I’d like to have a task that launches an external “launchServer” process available from the main project and all subprojects via a plugin. Unfortunately, if I launch my “launchServer” task from the root, it launches it for root + one instance per subproject. How do I get “singleton” behavior?
It’s hard to answer this question with the information provided. In general, you get “singleton” behavior by adding just one task, e.g. to the root project. Or you execute just the task in the root project with “gradle :launchServer”. Or you add the task just to the children, but not to the root project. (If necessary, you can add another child instead.)
thanks for the answer. your gradle :launchServer does work. However, it’s not really what I’m looking for. We will soon have hundreds of developers using gradle and I don’t want them to have to know to type a “:” in front of their task when they are at a subproject. And it doesn’t show in the task list for the subproject anyway, so they won’t discover it.
I tend to hang out at the root level myself, but many spend most of their time at the subproject level.
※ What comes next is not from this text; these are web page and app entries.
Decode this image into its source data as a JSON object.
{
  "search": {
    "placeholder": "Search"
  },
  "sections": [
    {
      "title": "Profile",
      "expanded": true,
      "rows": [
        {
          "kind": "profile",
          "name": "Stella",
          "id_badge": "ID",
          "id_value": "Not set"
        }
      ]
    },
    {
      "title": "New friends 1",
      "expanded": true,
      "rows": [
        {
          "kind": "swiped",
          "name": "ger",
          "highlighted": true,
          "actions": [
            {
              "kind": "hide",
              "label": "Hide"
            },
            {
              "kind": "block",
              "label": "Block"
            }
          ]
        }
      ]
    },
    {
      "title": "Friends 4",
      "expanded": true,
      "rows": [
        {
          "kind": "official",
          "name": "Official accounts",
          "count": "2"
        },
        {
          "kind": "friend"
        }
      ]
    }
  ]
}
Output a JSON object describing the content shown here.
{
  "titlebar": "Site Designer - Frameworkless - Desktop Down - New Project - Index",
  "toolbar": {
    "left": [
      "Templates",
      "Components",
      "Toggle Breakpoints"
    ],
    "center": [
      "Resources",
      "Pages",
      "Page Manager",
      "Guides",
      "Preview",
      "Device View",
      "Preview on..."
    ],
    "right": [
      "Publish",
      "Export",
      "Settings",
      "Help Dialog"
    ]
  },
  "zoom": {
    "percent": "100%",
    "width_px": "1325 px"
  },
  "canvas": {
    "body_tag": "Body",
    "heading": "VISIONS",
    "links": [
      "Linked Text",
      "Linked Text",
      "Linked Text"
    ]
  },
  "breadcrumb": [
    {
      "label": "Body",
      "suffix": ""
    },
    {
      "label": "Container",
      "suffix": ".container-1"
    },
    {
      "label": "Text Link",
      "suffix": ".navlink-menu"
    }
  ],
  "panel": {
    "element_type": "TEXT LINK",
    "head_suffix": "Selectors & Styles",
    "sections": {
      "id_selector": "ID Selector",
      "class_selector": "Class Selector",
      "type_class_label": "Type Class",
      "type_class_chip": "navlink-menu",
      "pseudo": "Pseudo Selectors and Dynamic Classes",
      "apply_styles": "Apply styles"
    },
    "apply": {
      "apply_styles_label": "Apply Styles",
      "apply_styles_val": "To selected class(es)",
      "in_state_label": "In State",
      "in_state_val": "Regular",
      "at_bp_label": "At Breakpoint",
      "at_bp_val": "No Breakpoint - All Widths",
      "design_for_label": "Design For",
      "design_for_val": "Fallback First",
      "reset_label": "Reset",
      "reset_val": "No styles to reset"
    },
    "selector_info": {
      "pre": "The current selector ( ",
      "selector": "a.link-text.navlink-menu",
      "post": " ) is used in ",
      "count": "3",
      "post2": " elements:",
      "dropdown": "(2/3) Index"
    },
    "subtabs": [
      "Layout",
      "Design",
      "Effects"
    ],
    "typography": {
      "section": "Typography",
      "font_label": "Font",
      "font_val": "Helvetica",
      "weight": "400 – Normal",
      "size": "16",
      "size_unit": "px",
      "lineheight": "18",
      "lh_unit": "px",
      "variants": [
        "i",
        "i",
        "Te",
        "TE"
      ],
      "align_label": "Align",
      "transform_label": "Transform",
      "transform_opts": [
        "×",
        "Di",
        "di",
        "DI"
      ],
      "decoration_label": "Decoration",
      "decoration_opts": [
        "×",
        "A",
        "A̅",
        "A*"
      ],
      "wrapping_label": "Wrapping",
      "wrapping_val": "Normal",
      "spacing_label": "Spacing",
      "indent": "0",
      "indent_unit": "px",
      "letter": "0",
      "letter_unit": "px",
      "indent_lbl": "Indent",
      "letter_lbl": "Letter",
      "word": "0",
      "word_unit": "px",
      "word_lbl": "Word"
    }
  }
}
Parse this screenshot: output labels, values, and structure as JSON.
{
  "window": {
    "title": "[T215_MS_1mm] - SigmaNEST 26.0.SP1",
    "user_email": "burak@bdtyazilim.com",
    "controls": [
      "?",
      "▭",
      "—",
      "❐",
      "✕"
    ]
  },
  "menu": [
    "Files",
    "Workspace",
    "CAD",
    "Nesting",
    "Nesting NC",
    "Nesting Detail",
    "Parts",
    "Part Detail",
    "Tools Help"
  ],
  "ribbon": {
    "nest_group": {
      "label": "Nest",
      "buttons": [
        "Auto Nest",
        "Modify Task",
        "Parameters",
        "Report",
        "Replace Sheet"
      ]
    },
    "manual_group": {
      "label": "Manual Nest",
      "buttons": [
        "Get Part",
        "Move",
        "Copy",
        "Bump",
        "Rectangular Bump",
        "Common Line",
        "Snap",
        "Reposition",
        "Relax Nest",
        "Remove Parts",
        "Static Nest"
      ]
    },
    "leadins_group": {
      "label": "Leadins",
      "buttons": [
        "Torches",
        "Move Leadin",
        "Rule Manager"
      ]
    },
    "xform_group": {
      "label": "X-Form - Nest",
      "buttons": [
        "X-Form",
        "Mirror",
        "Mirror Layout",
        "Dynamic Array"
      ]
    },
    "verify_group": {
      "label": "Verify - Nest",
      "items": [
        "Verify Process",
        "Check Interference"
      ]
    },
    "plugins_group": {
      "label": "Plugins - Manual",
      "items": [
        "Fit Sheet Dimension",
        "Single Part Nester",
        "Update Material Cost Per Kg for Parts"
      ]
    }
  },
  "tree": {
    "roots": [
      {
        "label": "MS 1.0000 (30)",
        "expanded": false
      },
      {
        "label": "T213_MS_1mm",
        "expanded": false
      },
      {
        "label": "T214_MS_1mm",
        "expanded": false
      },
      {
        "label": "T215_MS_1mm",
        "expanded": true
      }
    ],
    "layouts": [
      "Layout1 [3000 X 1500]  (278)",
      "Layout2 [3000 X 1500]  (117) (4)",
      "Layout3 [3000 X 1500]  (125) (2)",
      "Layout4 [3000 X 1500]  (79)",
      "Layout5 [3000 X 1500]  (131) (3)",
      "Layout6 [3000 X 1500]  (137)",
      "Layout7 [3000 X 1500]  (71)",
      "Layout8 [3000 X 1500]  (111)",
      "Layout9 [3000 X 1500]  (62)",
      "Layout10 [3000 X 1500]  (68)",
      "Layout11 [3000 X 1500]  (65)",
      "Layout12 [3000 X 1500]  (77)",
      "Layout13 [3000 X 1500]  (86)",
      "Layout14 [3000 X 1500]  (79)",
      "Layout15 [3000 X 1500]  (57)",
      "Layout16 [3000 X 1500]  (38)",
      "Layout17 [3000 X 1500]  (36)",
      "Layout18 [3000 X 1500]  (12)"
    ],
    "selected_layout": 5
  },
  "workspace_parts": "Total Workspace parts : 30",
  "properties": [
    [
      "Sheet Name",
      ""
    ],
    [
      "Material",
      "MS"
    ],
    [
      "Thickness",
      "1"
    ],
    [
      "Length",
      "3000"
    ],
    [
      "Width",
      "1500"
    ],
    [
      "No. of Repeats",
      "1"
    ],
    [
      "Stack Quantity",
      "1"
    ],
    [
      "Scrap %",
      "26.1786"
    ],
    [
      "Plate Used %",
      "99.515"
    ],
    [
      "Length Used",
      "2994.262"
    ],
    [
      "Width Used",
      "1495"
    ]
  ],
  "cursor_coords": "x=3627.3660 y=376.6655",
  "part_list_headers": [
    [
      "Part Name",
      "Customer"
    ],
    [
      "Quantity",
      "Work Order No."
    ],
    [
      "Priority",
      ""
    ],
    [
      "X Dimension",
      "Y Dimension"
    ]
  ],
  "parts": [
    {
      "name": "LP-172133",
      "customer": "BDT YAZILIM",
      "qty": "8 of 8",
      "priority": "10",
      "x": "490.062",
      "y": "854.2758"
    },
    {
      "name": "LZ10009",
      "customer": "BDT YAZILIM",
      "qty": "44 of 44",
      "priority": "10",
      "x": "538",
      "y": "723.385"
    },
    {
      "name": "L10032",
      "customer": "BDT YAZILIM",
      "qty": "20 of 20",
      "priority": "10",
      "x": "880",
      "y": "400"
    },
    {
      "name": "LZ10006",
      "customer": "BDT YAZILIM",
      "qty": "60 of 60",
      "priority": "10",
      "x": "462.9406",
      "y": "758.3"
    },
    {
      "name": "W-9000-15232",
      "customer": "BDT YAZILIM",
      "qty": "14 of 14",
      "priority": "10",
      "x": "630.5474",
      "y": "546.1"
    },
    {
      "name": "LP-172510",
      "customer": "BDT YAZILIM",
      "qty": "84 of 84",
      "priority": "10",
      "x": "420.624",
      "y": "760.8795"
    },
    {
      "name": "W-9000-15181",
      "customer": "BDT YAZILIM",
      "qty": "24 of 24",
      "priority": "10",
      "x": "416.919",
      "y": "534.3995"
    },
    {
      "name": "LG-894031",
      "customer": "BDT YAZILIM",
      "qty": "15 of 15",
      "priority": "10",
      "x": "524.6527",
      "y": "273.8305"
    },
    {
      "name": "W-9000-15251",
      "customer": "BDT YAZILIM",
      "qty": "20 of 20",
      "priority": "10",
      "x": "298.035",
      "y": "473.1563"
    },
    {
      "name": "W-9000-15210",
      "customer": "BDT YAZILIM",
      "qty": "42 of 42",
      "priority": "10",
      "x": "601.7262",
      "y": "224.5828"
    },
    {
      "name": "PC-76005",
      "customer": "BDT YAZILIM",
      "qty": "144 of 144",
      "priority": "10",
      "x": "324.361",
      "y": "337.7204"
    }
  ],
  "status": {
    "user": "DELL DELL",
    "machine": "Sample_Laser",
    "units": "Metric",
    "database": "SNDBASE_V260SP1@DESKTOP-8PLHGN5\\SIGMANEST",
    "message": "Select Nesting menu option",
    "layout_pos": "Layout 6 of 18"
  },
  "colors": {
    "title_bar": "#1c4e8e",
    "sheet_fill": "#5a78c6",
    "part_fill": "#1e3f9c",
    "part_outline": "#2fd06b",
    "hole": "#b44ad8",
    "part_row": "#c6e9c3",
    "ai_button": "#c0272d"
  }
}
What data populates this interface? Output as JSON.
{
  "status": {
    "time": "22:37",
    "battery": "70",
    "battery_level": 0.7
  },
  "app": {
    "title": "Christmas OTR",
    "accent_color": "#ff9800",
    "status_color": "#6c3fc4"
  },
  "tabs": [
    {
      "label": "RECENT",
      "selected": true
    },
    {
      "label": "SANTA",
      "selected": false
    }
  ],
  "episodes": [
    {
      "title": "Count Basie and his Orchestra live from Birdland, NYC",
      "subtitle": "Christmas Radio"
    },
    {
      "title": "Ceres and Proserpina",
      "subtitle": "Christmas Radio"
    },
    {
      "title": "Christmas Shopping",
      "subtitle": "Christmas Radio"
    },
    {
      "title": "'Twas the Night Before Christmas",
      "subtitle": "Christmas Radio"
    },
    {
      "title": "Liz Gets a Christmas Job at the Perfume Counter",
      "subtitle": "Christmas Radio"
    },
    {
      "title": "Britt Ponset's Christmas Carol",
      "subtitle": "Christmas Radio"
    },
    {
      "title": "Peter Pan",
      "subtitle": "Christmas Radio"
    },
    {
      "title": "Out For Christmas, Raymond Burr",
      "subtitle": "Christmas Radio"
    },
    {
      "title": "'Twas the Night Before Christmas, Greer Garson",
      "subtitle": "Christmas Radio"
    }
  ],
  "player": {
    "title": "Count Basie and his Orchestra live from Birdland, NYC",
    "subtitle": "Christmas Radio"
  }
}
I am looking for having the convenience of having a consistent command across all these cases.
sounds like there isn’t a good way to do this…
This is an interesting use case. We have been discussing pros and cons of the name matching execution pattern very often. An alternative implementation Gradle could do, is to have a pattern that is strictly task and task dependency based. The parent project would have dynamic aggregate tasks that correspond to the subproject tasks. The behavior would be mostly the same to the current. But in scenarios like yours you could modify the dependencies so that the parent project task would no longer aggregate.
One thing you could do right now, is to have the actual launchServer task defined in your root project. In your subprojects you could have launchServer tasks that dependOn ':launchServer". That way you can execute launchServer from everywhere with the desired behavior. The console output is quite verbose though if you execute it from root and might be confusing.
thanks for the workaround suggestion.
Is this something I should enter in Jira as a feature request (singleton task)?
I agree that we need a more flexible solution than the current name matching execution pattern. In particular, the current solution doesn’t allow for a task that can be executed for each project individually but has true aggregating behavior when executed for a non-leaf project. This is often a desired behavior for reporting plugins.
One improvement that comes to mind is to look for matching tasks starting from the top of the project hierarchy, and when a matching task is found, decide based on a standard task property whether to continue the search further down the hierarchy or not. This would neatly solve the aggregation problem.
this is a test (http://www.dzone.com/links/r/dive_into_html5_is_back_online.html).
Phil, please do create a JIRA for this. It’s something we should track.